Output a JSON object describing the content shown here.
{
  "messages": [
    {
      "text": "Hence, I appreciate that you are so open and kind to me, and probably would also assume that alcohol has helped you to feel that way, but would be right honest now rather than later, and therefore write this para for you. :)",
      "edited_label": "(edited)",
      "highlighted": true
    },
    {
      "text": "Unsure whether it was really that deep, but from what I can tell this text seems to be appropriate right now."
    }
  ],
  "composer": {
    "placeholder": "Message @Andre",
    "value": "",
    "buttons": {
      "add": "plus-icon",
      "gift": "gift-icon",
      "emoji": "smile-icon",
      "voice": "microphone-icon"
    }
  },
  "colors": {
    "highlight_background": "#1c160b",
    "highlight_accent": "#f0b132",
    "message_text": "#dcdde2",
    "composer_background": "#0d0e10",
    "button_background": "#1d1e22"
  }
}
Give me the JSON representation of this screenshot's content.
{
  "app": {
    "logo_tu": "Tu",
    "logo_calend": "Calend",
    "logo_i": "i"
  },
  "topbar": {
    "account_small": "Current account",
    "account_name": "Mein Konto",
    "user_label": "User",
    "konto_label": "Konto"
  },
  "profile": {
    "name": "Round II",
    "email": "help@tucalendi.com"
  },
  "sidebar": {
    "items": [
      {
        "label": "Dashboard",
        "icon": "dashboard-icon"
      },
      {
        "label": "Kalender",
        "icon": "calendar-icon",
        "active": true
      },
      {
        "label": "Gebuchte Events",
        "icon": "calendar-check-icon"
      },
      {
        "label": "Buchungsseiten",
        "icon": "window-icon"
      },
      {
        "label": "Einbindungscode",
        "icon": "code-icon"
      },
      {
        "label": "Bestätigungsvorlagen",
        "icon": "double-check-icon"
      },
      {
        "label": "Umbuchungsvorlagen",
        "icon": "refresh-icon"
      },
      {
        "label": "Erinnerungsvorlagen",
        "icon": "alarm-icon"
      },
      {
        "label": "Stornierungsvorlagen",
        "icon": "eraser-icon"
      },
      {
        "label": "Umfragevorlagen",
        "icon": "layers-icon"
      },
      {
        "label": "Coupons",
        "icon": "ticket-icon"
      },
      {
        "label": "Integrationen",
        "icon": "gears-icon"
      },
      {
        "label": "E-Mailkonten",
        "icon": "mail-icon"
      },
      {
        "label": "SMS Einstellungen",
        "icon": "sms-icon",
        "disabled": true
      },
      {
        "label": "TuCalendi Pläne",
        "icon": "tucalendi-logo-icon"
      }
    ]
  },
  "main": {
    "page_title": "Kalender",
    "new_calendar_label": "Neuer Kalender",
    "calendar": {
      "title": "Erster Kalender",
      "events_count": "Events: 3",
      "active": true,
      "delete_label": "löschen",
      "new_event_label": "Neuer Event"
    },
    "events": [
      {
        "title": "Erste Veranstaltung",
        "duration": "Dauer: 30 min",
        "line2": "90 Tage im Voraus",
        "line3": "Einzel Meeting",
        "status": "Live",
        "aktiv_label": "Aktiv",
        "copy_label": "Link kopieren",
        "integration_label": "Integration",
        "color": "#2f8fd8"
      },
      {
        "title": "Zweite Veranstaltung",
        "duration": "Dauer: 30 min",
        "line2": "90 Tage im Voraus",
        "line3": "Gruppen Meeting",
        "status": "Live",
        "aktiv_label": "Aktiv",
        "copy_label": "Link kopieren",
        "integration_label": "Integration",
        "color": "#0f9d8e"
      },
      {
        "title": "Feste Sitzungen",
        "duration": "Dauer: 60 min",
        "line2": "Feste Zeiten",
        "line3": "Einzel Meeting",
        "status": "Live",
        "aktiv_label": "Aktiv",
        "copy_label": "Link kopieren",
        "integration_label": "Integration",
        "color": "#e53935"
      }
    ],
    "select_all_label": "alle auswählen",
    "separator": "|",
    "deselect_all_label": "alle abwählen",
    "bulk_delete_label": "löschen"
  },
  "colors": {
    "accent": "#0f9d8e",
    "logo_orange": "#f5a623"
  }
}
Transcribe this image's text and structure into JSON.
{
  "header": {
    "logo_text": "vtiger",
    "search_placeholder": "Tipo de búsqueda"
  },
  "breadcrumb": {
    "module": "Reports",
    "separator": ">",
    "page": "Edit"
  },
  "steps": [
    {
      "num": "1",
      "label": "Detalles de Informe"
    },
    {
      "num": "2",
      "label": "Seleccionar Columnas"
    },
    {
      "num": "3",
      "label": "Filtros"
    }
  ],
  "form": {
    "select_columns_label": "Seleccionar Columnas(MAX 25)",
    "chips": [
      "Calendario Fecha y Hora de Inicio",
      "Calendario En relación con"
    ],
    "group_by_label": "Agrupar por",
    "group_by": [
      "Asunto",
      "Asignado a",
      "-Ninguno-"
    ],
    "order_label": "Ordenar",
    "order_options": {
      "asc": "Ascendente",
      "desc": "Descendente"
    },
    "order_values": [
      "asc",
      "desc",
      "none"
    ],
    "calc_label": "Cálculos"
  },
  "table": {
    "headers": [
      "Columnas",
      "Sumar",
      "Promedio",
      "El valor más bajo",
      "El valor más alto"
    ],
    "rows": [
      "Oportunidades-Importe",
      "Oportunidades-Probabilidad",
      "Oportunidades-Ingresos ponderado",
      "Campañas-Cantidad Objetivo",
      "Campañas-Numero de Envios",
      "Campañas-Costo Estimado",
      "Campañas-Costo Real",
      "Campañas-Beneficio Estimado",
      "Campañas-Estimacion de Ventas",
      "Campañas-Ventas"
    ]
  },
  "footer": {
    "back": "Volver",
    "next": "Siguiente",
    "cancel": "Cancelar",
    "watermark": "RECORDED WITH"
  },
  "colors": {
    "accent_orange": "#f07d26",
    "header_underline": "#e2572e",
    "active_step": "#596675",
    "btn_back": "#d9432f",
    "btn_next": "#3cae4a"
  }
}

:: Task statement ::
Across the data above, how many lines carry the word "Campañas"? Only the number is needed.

:: Answer ::
7